- Interval (Anaerobic) Training: This is when you alternate short bursts of high-intensity exercise with gentle recovery periods, such as Peak Fitness.
- Strength Training: Rounding out your exercise program with a 1-set strength training routine will ensure that you’re really optimizing the possible health benefits of a regular exercise program.
You can also “up” the intensity by slowing it down. For more information about using super slow weight training as a form of high intensity interval exercise, please see my interview with Dr. Doug McGuff.
You need enough repetitions to exhaust your muscles. The weight should be heavy enough that this can be done in fewer than 12 repetitions, yet light enough to do a minimum of four repetitions. It is also important NOT to exercise the same muscle groups every day. They need at least two days of rest to recover, repair and rebuild.

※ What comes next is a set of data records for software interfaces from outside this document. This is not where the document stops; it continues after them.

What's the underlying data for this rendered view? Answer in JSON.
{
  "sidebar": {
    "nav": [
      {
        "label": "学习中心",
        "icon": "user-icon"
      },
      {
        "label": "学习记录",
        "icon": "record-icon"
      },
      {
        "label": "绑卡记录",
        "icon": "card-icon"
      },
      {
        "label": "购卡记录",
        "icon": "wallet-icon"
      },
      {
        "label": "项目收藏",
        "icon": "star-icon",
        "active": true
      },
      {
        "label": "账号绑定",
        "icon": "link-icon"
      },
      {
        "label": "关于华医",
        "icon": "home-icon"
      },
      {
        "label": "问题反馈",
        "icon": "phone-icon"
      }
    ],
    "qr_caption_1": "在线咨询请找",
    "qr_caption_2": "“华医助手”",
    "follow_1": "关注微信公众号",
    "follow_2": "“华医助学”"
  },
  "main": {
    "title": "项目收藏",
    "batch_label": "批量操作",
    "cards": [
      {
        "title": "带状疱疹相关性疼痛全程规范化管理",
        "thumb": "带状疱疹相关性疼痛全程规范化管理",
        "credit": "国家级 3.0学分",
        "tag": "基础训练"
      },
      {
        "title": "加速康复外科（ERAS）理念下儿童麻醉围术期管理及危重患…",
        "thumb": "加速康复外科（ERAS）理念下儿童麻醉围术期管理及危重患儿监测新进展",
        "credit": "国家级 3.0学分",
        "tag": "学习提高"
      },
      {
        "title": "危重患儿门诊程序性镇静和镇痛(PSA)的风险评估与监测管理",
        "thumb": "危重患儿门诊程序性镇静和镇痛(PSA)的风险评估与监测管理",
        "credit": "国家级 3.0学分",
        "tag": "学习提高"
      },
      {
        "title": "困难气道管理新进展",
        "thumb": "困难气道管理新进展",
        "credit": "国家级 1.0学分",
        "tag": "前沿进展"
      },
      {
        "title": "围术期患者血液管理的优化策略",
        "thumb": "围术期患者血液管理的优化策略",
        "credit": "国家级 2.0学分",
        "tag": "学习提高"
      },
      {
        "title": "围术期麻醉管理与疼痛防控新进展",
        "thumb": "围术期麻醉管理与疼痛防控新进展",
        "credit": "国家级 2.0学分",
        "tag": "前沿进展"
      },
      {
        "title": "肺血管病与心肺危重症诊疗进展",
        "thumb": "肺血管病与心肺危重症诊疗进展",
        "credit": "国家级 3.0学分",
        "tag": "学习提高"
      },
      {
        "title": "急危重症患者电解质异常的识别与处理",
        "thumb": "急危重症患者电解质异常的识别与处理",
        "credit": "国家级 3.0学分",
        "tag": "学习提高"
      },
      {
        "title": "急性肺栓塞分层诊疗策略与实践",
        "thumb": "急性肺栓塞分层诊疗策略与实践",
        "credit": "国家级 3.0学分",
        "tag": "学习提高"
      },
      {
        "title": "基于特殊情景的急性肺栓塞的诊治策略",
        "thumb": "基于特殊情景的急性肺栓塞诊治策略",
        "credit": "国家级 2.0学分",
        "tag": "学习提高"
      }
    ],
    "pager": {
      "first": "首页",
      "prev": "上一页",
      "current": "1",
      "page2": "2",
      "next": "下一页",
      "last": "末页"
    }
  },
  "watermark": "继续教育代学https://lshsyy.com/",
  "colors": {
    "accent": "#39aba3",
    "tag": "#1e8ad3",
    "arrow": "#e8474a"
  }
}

- Core Exercises: Your body has 29 core muscles located mostly in your back, abdomen and pelvis. This group of muscles provides the foundation for movement throughout your entire body, and strengthening them can help protect and support your back, make your spine and body less prone to injury and help you gain greater balance and stability.
Exercise programs like Pilates and yoga are also great for strengthening your core muscles, as are specific exercises you can learn from a personal trainer.
- Stretching: My favorite type of stretching is active isolated stretches developed by Aaron Mattes. With Active Isolated Stretching or AIS, you hold each stretch for only two seconds, which works with your body’s natural physiological makeup to improve circulation and increase the elasticity of muscle joints.
This technique also allows your body to help repair itself and prepare for daily activity. You can also use devices like thePower Plate to help you stretch.
Sources and References
- Journal of Experimental Biology January 1, 2012; 215(Pt 1):75-84.
- Journal of Exercise Physiology April 2011, Volume 14, Number 2
- NYTimes.com December 6, 2012
- 1 American Council on Exercise, Benefits of varying your workout routine
- 2 Journal of Exercise Physiology April 2011, Volume 14, Number 2
- 3 International Journal of Exercise Science 2011, Volume 4, Issue 3, Article 4
- 4 International Journal of Sports Medicine 2005, vol. 26, no3, pp. 214-219
- 5 Psychol Sci. 2009 May;20(5):549-50.
- 6 Proc Biol Sci. 2011 Feb 7;278(1704):339-46. Epub 2010 Aug 18.
- 7 J Exp Biol. 2012 Jan 1;215(Pt 1):75-84.